a combining form meaning “ill,” “bad,” used in the formation of compound words: dysfunction.
English Affixes From A To Z: A One-Stop List Of Suffixes, Prefixes, and Combining FormsIn English, we love to make new words by adding all sorts of bits to the front and back of existing terms. These are called affixes, and they are added to the base or stem of a word. When attached to the end of word, the affix is called a suffix. And to the beginning? A prefix.
Origin of dys-
< Greek; cognate with Old Norse tor-, German zer-, Sanskrit dus-
Dictionary.com Unabridged Based on the Random House Unabridged Dictionary, © Random House, Inc. 2019
British Dictionary definitions for dys-
diseased, abnormal, or faultydysentery; dyslexia
difficult or painfuldysuria
unfavourable or baddyslogistic
Word Origin for dys-
via Latin from Greek dus-
Collins English Dictionary - Complete & Unabridged 2012 Digital Edition © William Collins Sons & Co. Ltd. 1979, 1986 © HarperCollins Publishers 1998, 2000, 2003, 2005, 2006, 2007, 2009, 2012
Medicine definitions for dys-

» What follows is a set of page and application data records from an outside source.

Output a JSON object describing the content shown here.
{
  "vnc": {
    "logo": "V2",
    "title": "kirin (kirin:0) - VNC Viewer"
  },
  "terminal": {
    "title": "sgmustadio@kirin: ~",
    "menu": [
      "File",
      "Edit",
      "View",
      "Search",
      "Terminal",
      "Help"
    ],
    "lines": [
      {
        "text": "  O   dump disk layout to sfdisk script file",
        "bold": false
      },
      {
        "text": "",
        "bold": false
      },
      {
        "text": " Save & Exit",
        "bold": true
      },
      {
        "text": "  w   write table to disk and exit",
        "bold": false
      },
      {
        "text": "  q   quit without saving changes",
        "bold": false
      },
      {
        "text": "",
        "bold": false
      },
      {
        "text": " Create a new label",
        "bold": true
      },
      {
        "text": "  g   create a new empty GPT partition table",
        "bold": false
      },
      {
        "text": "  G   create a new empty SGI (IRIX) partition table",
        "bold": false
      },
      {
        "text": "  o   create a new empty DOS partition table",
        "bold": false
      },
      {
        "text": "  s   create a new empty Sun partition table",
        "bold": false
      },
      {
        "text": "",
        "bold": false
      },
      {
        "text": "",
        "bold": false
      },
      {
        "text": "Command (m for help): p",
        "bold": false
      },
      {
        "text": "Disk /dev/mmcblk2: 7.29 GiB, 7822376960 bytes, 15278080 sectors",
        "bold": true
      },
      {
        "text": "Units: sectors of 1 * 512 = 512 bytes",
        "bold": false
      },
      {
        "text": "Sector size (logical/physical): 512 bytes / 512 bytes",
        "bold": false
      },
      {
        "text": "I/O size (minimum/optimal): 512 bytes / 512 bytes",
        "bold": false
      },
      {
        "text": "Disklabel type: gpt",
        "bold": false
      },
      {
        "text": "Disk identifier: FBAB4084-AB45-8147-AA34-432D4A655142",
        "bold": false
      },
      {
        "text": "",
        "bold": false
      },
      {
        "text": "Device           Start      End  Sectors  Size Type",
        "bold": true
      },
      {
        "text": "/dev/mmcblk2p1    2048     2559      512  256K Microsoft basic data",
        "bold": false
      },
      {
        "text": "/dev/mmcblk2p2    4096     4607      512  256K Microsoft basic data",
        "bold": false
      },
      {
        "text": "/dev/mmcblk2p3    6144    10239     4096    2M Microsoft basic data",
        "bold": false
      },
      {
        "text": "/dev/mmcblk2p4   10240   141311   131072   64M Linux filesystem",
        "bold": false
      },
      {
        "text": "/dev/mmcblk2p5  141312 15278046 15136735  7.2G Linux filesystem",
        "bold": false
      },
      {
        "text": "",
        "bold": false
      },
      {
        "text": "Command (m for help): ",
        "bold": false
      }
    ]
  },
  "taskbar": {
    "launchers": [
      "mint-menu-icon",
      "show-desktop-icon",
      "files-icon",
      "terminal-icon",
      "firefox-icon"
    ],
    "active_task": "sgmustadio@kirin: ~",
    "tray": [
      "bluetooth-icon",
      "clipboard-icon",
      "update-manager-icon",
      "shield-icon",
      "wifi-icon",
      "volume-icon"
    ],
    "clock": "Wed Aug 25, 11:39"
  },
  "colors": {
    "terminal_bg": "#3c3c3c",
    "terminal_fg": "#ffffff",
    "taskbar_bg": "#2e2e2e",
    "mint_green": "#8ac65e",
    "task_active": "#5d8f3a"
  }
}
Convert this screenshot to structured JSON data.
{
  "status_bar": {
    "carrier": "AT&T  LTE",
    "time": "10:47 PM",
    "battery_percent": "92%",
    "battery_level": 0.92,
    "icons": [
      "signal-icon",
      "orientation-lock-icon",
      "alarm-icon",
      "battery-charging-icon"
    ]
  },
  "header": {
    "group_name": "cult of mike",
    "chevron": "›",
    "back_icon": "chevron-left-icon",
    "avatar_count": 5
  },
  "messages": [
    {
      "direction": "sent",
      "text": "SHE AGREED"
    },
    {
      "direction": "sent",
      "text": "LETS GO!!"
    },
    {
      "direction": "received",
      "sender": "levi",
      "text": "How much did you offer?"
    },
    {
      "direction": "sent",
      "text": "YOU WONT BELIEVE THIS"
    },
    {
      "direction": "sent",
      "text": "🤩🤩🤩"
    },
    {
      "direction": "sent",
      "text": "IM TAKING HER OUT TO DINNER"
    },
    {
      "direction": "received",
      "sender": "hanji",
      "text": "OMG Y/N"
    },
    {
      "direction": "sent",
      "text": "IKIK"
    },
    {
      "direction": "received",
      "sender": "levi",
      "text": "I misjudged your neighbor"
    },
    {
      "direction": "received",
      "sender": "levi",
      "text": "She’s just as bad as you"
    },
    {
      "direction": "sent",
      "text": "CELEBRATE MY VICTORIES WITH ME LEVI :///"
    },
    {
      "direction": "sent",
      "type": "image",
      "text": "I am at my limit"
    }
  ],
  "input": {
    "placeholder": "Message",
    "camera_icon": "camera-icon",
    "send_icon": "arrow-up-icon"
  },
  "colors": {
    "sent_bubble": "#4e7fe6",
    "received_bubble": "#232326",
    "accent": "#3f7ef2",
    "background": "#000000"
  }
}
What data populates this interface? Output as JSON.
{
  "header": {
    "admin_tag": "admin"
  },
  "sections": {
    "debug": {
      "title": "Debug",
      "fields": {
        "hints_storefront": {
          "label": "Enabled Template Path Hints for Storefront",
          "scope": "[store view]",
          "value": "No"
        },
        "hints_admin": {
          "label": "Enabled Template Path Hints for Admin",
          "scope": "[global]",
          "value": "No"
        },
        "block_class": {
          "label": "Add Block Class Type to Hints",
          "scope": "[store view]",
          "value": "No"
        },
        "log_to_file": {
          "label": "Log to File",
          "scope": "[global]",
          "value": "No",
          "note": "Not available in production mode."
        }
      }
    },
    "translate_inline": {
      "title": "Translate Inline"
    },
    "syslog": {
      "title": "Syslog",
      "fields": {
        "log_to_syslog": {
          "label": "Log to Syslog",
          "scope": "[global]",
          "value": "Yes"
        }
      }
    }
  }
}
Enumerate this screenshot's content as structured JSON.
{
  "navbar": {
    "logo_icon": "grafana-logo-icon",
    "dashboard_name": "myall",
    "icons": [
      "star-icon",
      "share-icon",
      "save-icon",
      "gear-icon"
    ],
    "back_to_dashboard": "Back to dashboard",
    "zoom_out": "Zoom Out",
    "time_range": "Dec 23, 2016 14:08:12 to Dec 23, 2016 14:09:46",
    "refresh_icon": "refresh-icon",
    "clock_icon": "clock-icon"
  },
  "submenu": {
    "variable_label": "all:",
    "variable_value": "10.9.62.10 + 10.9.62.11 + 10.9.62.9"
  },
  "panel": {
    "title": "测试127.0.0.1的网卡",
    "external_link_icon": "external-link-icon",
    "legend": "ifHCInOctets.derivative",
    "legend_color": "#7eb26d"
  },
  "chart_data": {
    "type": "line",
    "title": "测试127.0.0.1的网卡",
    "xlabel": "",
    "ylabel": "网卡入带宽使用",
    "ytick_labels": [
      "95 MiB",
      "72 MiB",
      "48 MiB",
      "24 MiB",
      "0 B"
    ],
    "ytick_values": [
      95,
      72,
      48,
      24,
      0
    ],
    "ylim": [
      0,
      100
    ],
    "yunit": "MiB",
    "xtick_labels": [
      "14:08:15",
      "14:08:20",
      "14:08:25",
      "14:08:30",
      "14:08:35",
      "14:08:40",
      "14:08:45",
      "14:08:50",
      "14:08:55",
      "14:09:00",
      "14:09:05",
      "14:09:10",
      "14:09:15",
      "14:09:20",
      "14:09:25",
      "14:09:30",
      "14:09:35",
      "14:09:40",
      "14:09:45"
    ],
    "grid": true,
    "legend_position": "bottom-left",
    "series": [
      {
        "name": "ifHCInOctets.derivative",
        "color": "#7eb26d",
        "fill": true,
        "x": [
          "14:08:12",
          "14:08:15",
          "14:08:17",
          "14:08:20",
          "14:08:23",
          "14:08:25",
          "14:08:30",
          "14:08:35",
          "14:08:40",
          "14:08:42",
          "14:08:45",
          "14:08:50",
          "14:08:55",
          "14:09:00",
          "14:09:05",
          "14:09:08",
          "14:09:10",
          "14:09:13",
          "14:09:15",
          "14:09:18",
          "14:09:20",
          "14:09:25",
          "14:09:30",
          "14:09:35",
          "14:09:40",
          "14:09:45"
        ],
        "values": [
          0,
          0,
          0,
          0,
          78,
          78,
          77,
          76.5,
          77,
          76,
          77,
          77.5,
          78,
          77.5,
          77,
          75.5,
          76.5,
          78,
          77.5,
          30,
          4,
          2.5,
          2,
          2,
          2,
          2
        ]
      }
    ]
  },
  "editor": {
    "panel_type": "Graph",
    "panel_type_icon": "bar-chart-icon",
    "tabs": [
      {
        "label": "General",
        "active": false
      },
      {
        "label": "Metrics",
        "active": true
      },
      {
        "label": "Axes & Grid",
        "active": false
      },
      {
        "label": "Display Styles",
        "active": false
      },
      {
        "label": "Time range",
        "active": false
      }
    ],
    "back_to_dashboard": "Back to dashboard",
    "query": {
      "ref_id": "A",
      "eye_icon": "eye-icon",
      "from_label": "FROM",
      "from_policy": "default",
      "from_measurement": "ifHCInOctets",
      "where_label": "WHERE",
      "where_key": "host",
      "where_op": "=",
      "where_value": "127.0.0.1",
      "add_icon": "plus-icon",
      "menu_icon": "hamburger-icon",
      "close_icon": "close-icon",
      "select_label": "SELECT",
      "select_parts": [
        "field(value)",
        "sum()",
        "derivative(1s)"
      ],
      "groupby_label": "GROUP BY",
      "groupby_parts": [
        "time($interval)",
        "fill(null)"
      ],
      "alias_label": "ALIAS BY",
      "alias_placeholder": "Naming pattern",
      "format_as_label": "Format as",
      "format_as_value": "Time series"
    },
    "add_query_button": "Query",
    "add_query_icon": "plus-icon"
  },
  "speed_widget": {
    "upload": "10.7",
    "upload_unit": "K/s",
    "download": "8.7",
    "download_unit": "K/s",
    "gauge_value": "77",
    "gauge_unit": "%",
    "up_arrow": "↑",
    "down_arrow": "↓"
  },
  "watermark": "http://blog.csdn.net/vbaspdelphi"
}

The American Heritage® Stedman's Medical Dictionary Copyright © 2002, 2001, 1995 by Houghton Mifflin Company. Published by Houghton Mifflin Company.